Continuous assessment instils valuable skills, but the government looks to optimize implementation
The Zimbabwean government is conducting awareness campaigns to educate stakeholders on CALA, the country’s Continuous Assessment Learning Activities program in schools. CALA, introduced in 2015 based on recommendations from the Nziramasanga Commission, forms 30% of learners’ final grades in exam classes.
However, many parents and guardians have complained CALA is too expensive and difficult to implement. In response, government officials clarified that CALA will not be scrapped, but components per subject may be reduced. They said misunderstandings about CALA’s benefits are common, hence the public awareness drive.

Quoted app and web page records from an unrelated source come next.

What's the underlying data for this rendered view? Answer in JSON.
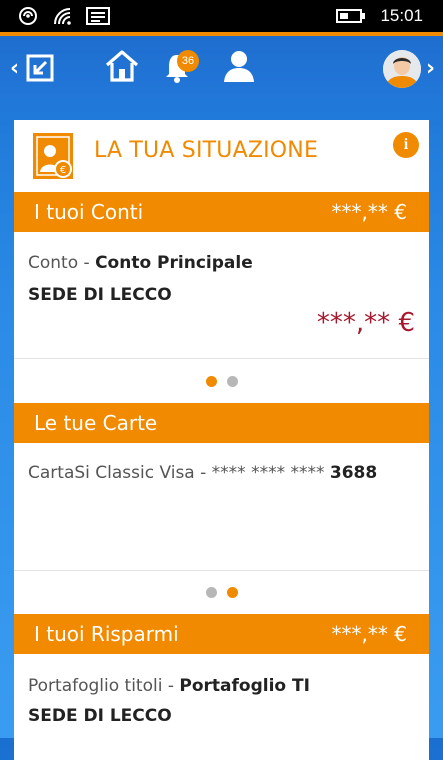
{
  "status_bar": {
    "time": "15:01"
  },
  "nav": {
    "notification_count": "36"
  },
  "header": {
    "title": "LA TUA SITUAZIONE"
  },
  "conti": {
    "title": "I tuoi Conti",
    "amount": "***,** €",
    "account_label": "Conto - ",
    "account_name": "Conto Principale",
    "branch": "SEDE DI LECCO",
    "balance": "***,** €"
  },
  "carte": {
    "title": "Le tue Carte",
    "card_label": "CartaSi Classic Visa - **** **** **** ",
    "card_last": "3688"
  },
  "risparmi": {
    "title": "I tuoi Risparmi",
    "amount": "***,** €",
    "portfolio_label": "Portafoglio titoli - ",
    "portfolio_name": "Portafoglio TI",
    "branch": "SEDE DI LECCO"
  },
  "colors": {
    "accent": "#f08a00",
    "nav_blue": "#1e6ecf",
    "amount_red": "#a6192e"
  }
}
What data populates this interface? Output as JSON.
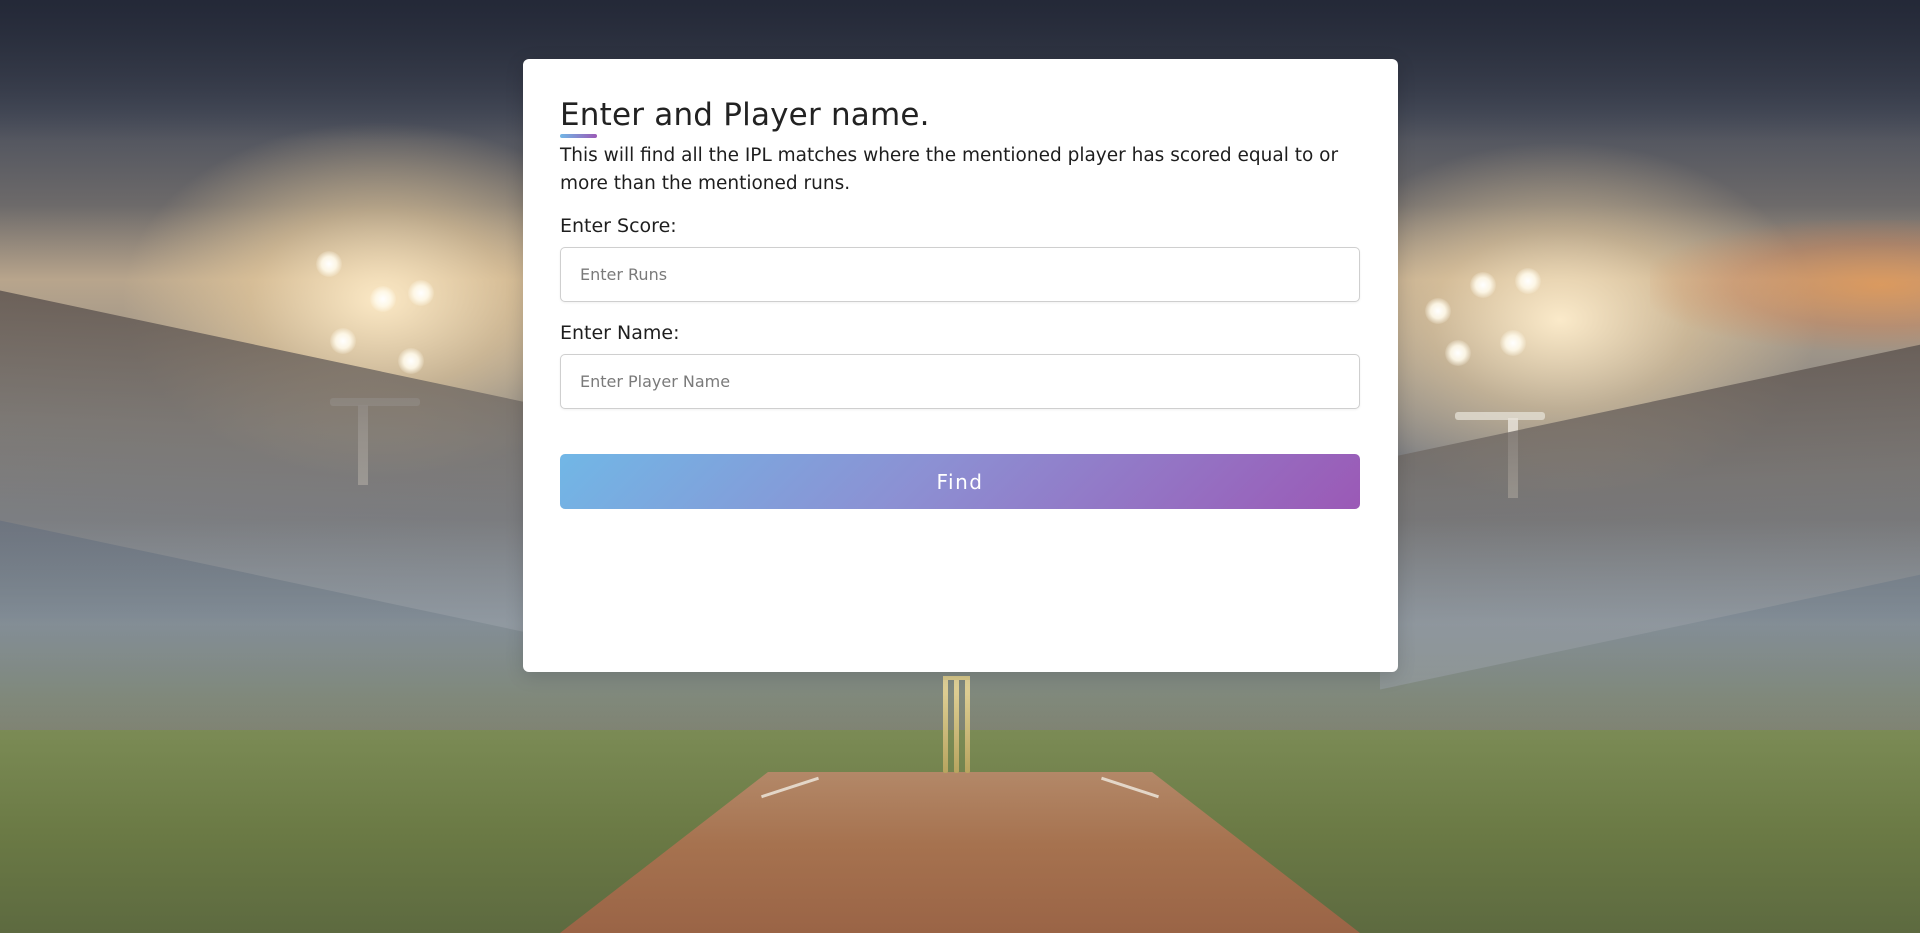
{
  "form": {
    "title": "Enter and Player name.",
    "description": "This will find all the IPL matches where the mentioned player has scored equal to or more than the mentioned runs.",
    "score_label": "Enter Score:",
    "score_placeholder": "Enter Runs",
    "name_label": "Enter Name:",
    "name_placeholder": "Enter Player Name",
    "find_label": "Find"
  },
  "colors": {
    "accent_start": "#71b7e6",
    "accent_end": "#9b59b6",
    "card_background": "#ffffff"
  }
}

Education experts believe CALA helps develop crucial skills in problem-solving, innovation and critical thinking. But to maximize results, they recommend reducing the number of CALA activities per subject based on the learner’s grade level. They also suggest allowing other exam bodies to assess CALA to improve quality and using it to identify learners best suited for vocational training instead of purely academic paths.

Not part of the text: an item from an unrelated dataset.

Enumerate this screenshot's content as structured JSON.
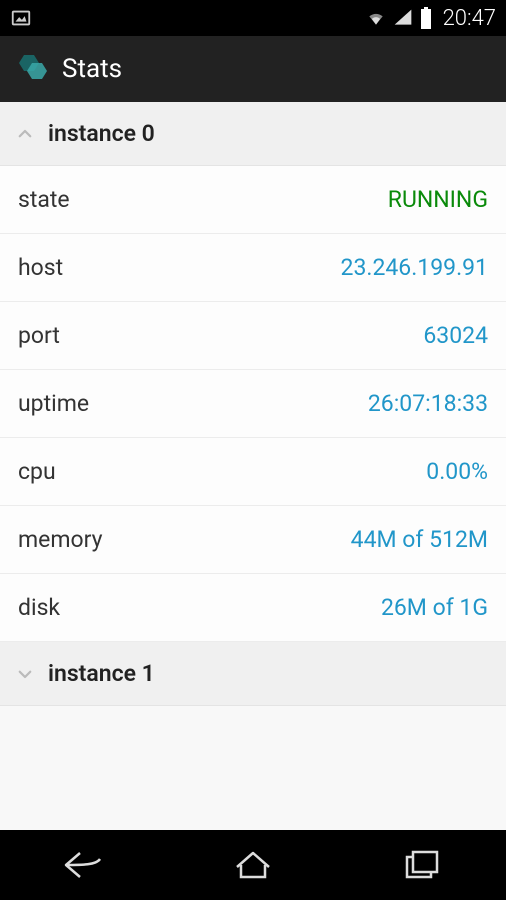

The aims are to tailor CALA in a way that benefits all types of learners while preserving its role in instilling valuable life and work skills. Government and educators recognize the need for optimization, not elimination, of the program to suit Zimbabwe’s economic goals and produce graduates who can create their own jobs.